Builders are still uncertain of whether changes at the municipal hall will shorten building permit waits. (file photo)

Sooke claims win on building permit backlog

Developers are still only cautiously optimistic in the changes

In March, when a group of disgruntled land developers descended on Sooke council to vent their frustration over what they described as a broken system of getting building permits, they got little disagreement from Mayor Maja Tait.

“The whole process is a mess,” said Tait at the time.

The mayor said the problem developed over time, and together with acting chief administration officer Don Schaffer, she promised the system would be repaired and improved.

Her big promise? Permits would see a turnaround in 10 days, as opposed to the current six months.

RELATED: Mayor vows to fix building permit mess

That goal has been met, said Raechel Gray, the district’s deputy director of financial and corporate services

“We were able to get caught up through teamwork,” Gray said.

“Staff recognized the problem had gotten to an unacceptable level, worked together to streamline the review process, prioritized the work and ensured the applications we received were complete which allowed for a faster review.”

The question of complete applications is a sticking point for at least one developer.

Herb Haldane, who was instrumental in organizing the March meeting with the mayor, maintains part of the way municipal staff have cleared their backlog has been to shift the onus for work back to the developers.

“Now I have to go and find every single covenant attached to the subdivision (I’m working on) and make certain that they are included in the application. Every subdivision has covenants, and they have a record of those, but now I have to get someone to do it,” Haldane said.

“If they make it more onerous the chances of having a complete application go down and then any delay is my fault.”

Jeff Steele, of Stellar Homes, said there is a requirement to search out covenants affecting his applications, but said he has always done it that way and didn’t see it as an unusual situation.

“I can’t comment on how long it’s taking now. The last permit I took out took me more than three months, but that was before they committed to speeding things up. I applied for one today so I guess I’ll see in a couple of weeks how they’re doing,” Steele said.

The same wait-and-see attitude was on display when local developer Paul Clarkson was asked for his opinion of the success of the changes.

“I’ve yet to test the system, so I can’t say whether they’ve sharpened their pencils or not.
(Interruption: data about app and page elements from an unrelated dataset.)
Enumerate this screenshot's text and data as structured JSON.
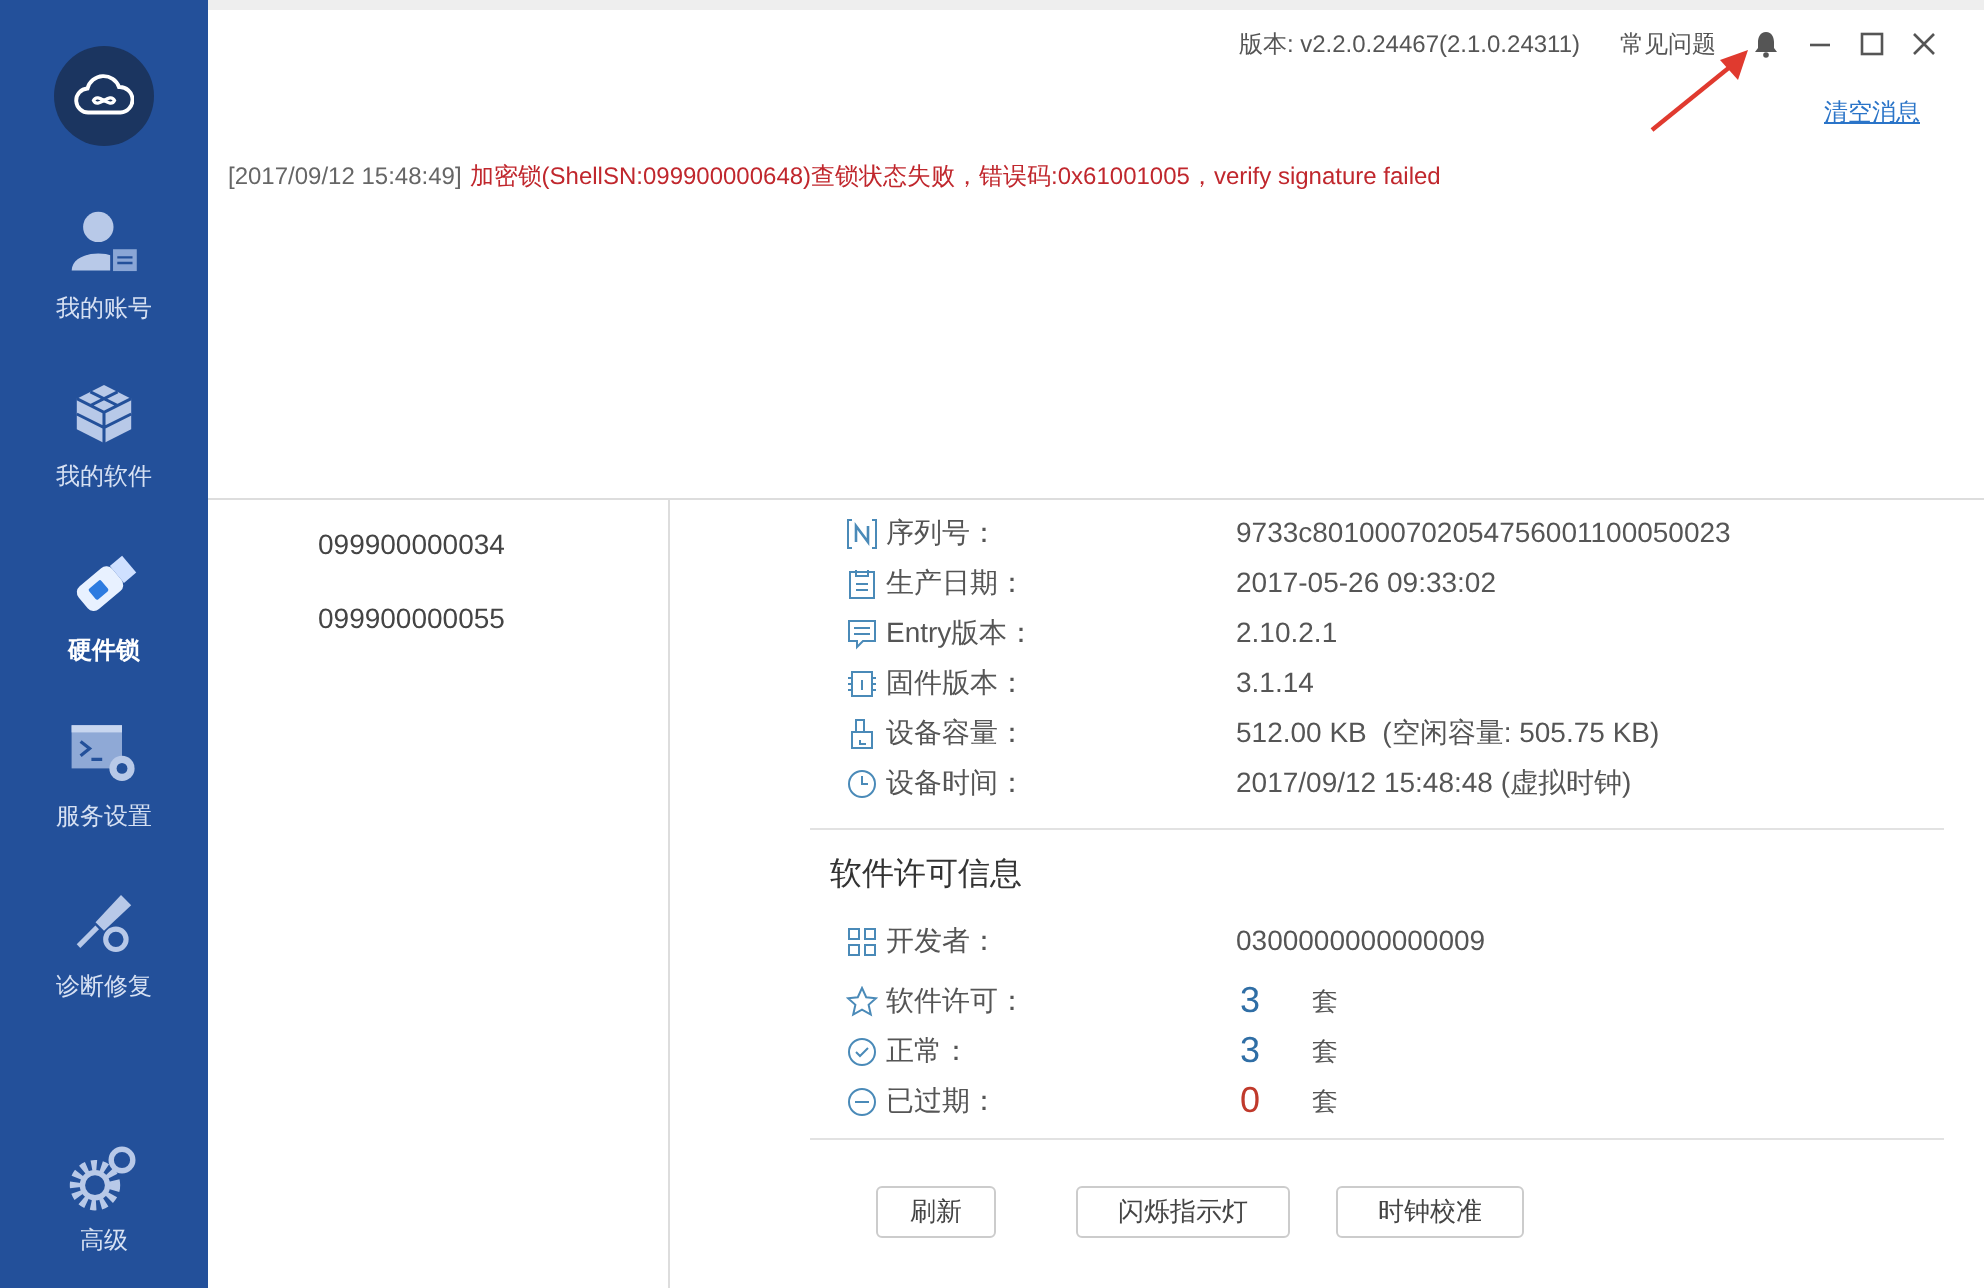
{
  "window": {
    "version": "版本: v2.2.0.24467(2.1.0.24311)",
    "help_link": "常见问题"
  },
  "sidebar": {
    "items": [
      {
        "kind": "account",
        "label": "我的账号",
        "selected": false
      },
      {
        "kind": "software",
        "label": "我的软件",
        "selected": false
      },
      {
        "kind": "hardware",
        "label": "硬件锁",
        "selected": true
      },
      {
        "kind": "service",
        "label": "服务设置",
        "selected": false
      },
      {
        "kind": "repair",
        "label": "诊断修复",
        "selected": false
      }
    ],
    "bottom_item": {
      "kind": "advanced",
      "label": "高级"
    }
  },
  "notifications": {
    "clear_link": "清空消息",
    "messages": [
      {
        "time": "[2017/09/12 15:48:49]",
        "text": "加密锁(ShellSN:099900000648)查锁状态失败，错误码:0x61001005，verify signature failed"
      }
    ]
  },
  "lock_list": {
    "items": [
      "099900000034",
      "099900000055"
    ]
  },
  "device_info": {
    "rows": [
      {
        "kind": "serial",
        "label": "序列号：",
        "value": "9733c801000702054756001100050023"
      },
      {
        "kind": "date",
        "label": "生产日期：",
        "value": "2017-05-26 09:33:02"
      },
      {
        "kind": "entry",
        "label": "Entry版本：",
        "value": "2.10.2.1"
      },
      {
        "kind": "chip",
        "label": "固件版本：",
        "value": "3.1.14"
      },
      {
        "kind": "storage",
        "label": "设备容量：",
        "value": "512.00 KB  (空闲容量: 505.75 KB)"
      },
      {
        "kind": "clock",
        "label": "设备时间：",
        "value": "2017/09/12 15:48:48 (虚拟时钟)"
      }
    ]
  },
  "license_info": {
    "title": "软件许可信息",
    "developer": {
      "label": "开发者：",
      "value": "0300000000000009"
    },
    "counts": [
      {
        "kind": "star",
        "label": "软件许可：",
        "count": "3",
        "unit": "套",
        "color": "#2f6ea5"
      },
      {
        "kind": "check",
        "label": "正常：",
        "count": "3",
        "unit": "套",
        "color": "#2f6ea5"
      },
      {
        "kind": "minus",
        "label": "已过期：",
        "count": "0",
        "unit": "套",
        "color": "#c0392b"
      }
    ]
  },
  "buttons": [
    "刷新",
    "闪烁指示灯",
    "时钟校准"
  ]
}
Let’s hope so, but I’ll have to wait and see it with my own eyes.”

Gray said that part of the problem in processing permits was related to an influx of applications last December, before the B.C. Building Code changed.

“After the December influx of permits new permit applications have slowed down a bit which helped the staff catch up on the backlog,” she said.

Gray added that they are looking forward to the arrival of a new chief building official, who arrives in August and who “will provide valuable knowledge and experience and will help us further improve our permitting process.”



mailto:tim.collins@sookenewsmirror.com

Like us on Facebook and follow us on Twitter

The number of permits received and issued from December to May are similar to prior years (average 160 permits issued/year) however the issues with our previous permit review process were compounded this year due to the fact that we had an influx of applications in December, 2018 before the BC Building Code changed which caused the backlog to grow to an unacceptable level.

Just Posted

Province funds $88.6M for two new schools in Langford by 2022

Langford gets 500-seat elementary school and a 700-seat middle school

Green New Deal meeting in Sooke part of a larger movement

Humanity has 4,000 days left before it will be too late

Premier opens playground

New Playground at École Poirier. John Horgan joined School Division 62 officials… Continue reading

Fish closure in Port Renfrew has endangered more than 40 per cent of businesses

YouTube video challenges residents to remember when election comes around

Council pursues water line extension for north Sooke

Properties affected by Highway 14 project may see water service

Oak Bay mom describes finding son ‘gone’ on first day of coroners inquest into overdose death

Jury to make recommendations based on death of Elliot Eurchuk, 16

Dash-cam video in trial of accused cop killer shows man with a gun

Footage is shown at trial of Oscar Arfmann, charged with killing Const. John Davidson of Abbotsford

Suicide confirmed in case of B.C. father who’d been missing for months

2018 disappearance sparked massive search for Ben Kilmer

Eight U.S. senators write to John Horgan over B.C. mining pollution

The dispute stems from Teck Resources’ coal mines in B.C.’s Elk Valley

Threats charge against Surrey’s Jaspal Atwal stayed

Atwal, 64, was at centre of controversy in 2018 over his attendance at prime minister’s reception in India

Anti-vaxxer Robert F. Kennedy Jr. to speak in Surrey

He’s keynote speaker at Surrey Environment and Business Awards luncheon by Surrey Board of Trade Sept. 17

Otters devour 150 trout at Kootenay hatchery

The hatchery has lost close to 150 fish in the past several months

EDITORIAL: Sooke council’s pot approach an opportunity lost

When the federal government tabled Bill 36 in September 2018, it threw… Continue reading

Green New Deal meeting in Sooke part of a larger movement

Humanity has 4,000 days left before it will be too late

Most Read